- The goods are of perishable nature or at risk of losing the greater part
of their value, or
- The legally recognised cost of finding the owner surpasses two-thirds of
the value of the found goods themselves.
Such a narrow window to allow sale of found goods is necessary to maintain the
intention behind the quasi-contract governing finder of goods i.e., prevention
of unjust enrichment. The unhindered freedom to make such a sale would
perpetuate a playground mentality similar to the "finders-keepers" sentiment and
also open the legislature to abuse of such a provision since titles would be
The Indian Contract Act clearly confers upon a finder, the same responsibilities
and obligations applicable to a bailee even in lieu of any real contract between
the concerned parties. This creates an atmosphere of using the position of the
finder interchangeably with that of the bailee, which isn't completely accurate.
Thus, an important point to note is that even though the Indian Contract Act
confers on the Finder of Goods, same duties as that of a bailee, the
quasi-contract imposed in each case does not create actual contractual
obligation. The finder of goods isn't actually a bailee and not subject to the
position of a bailee as governed by a real bailment contract, even though the
finder does face the same duties and responsibilities.
As for the question of selling found goods, the Indian Contract Act in no

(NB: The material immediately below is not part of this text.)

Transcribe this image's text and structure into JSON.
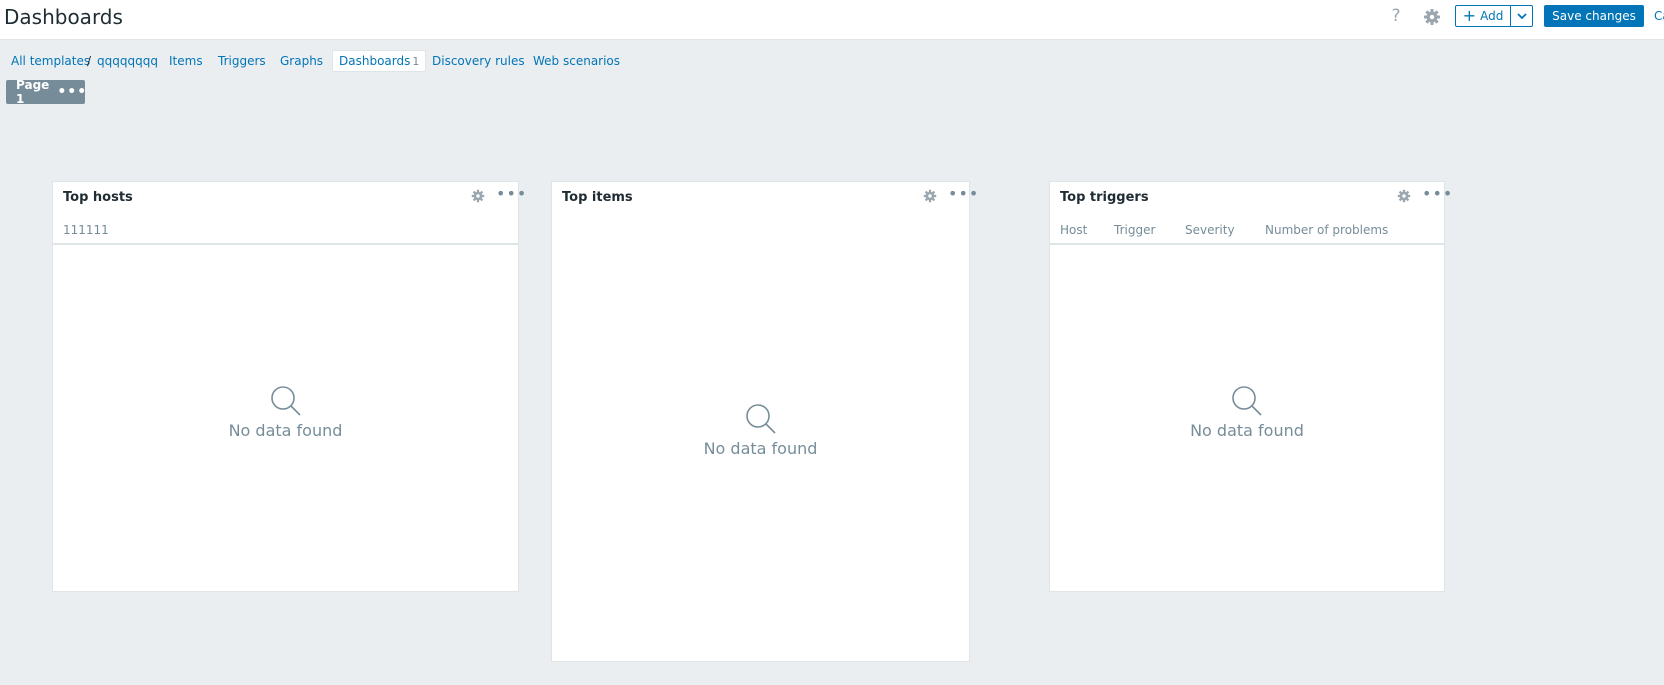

uncertain terms lays down specific criteria which need to be fulfilled for the
finder to proceed with the sale of such goods.